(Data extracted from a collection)
━━━━━━

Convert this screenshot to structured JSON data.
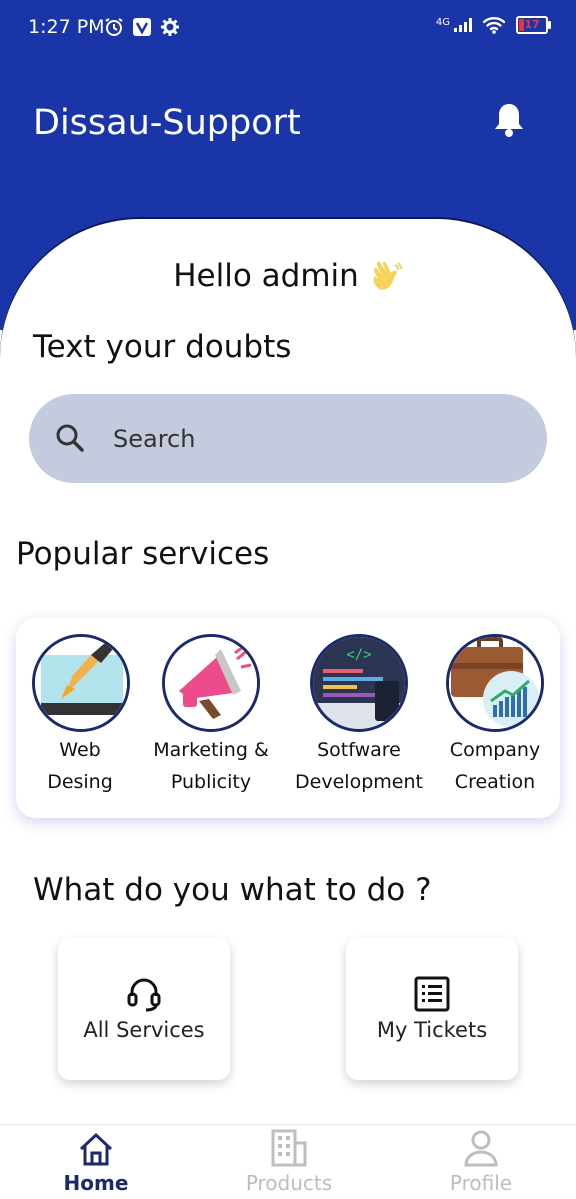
{
  "status_bar": {
    "time": "1:27 PM",
    "network": "4G",
    "battery": "17"
  },
  "header": {
    "title": "Dissau-Support",
    "notification_icon": "bell-icon"
  },
  "greeting": {
    "text": "Hello admin",
    "icon": "waving-hand-icon"
  },
  "doubts": {
    "heading": "Text your doubts",
    "search_placeholder": "Search"
  },
  "popular": {
    "heading": "Popular services",
    "items": [
      {
        "line1": "Web",
        "line2": "Desing",
        "icon": "web-design-icon"
      },
      {
        "line1": "Marketing &",
        "line2": "Publicity",
        "icon": "megaphone-icon"
      },
      {
        "line1": "Sotfware",
        "line2": "Development",
        "icon": "code-monitor-icon"
      },
      {
        "line1": "Company",
        "line2": "Creation",
        "icon": "briefcase-growth-icon"
      }
    ]
  },
  "actions": {
    "heading": "What do you what to do ?",
    "all_services": "All Services",
    "my_tickets": "My Tickets"
  },
  "bottom_nav": {
    "home": "Home",
    "products": "Products",
    "profile": "Profile"
  },
  "colors": {
    "primary": "#1a35a8",
    "search_bg": "#c5cbde",
    "nav_active": "#1a2a6c",
    "nav_inactive": "#bdbdbd"
  }
}
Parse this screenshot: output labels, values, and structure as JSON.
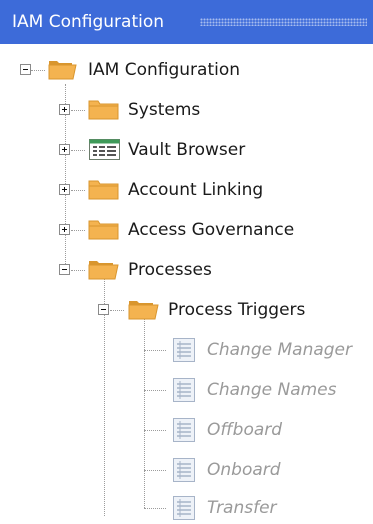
{
  "panel": {
    "title": "IAM Configuration"
  },
  "tree": {
    "root": {
      "label": "IAM Configuration",
      "icon": "folder-open-icon",
      "expanded": true
    },
    "items": [
      {
        "label": "Systems",
        "icon": "folder-icon",
        "expanded": false
      },
      {
        "label": "Vault Browser",
        "icon": "vault-browser-icon",
        "expanded": false
      },
      {
        "label": "Account Linking",
        "icon": "folder-icon",
        "expanded": false
      },
      {
        "label": "Access Governance",
        "icon": "folder-icon",
        "expanded": false
      },
      {
        "label": "Processes",
        "icon": "folder-open-icon",
        "expanded": true
      }
    ],
    "process_triggers": {
      "label": "Process Triggers",
      "icon": "folder-open-icon",
      "expanded": true
    },
    "triggers": [
      {
        "label": "Change Manager",
        "icon": "document-icon",
        "disabled": true
      },
      {
        "label": "Change Names",
        "icon": "document-icon",
        "disabled": true
      },
      {
        "label": "Offboard",
        "icon": "document-icon",
        "disabled": true
      },
      {
        "label": "Onboard",
        "icon": "document-icon",
        "disabled": true
      },
      {
        "label": "Transfer",
        "icon": "document-icon",
        "disabled": true
      }
    ]
  },
  "colors": {
    "titlebar": "#3d6bd9",
    "folder": "#f4b350",
    "disabled_text": "#9a9a9a"
  }
}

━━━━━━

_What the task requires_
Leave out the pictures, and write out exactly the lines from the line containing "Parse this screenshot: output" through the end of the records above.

_Your response_
Parse this screenshot: output labels, values, and structure as JSON.
{
  "panel": {
    "title": "IAM Configuration"
  },
  "tree": {
    "root": {
      "label": "IAM Configuration",
      "icon": "folder-open-icon",
      "expanded": true
    },
    "items": [
      {
        "label": "Systems",
        "icon": "folder-icon",
        "expanded": false
      },
      {
        "label": "Vault Browser",
        "icon": "vault-browser-icon",
        "expanded": false
      },
      {
        "label": "Account Linking",
        "icon": "folder-icon",
        "expanded": false
      },
      {
        "label": "Access Governance",
        "icon": "folder-icon",
        "expanded": false
      },
      {
        "label": "Processes",
        "icon": "folder-open-icon",
        "expanded": true
      }
    ],
    "process_triggers": {
      "label": "Process Triggers",
      "icon": "folder-open-icon",
      "expanded": true
    },
    "triggers": [
      {
        "label": "Change Manager",
        "icon": "document-icon",
        "disabled": true
      },
      {
        "label": "Change Names",
        "icon": "document-icon",
        "disabled": true
      },
      {
        "label": "Offboard",
        "icon": "document-icon",
        "disabled": true
      },
      {
        "label": "Onboard",
        "icon": "document-icon",
        "disabled": true
      },
      {
        "label": "Transfer",
        "icon": "document-icon",
        "disabled": true
      }
    ]
  },
  "colors": {
    "titlebar": "#3d6bd9",
    "folder": "#f4b350",
    "disabled_text": "#9a9a9a"
  }
}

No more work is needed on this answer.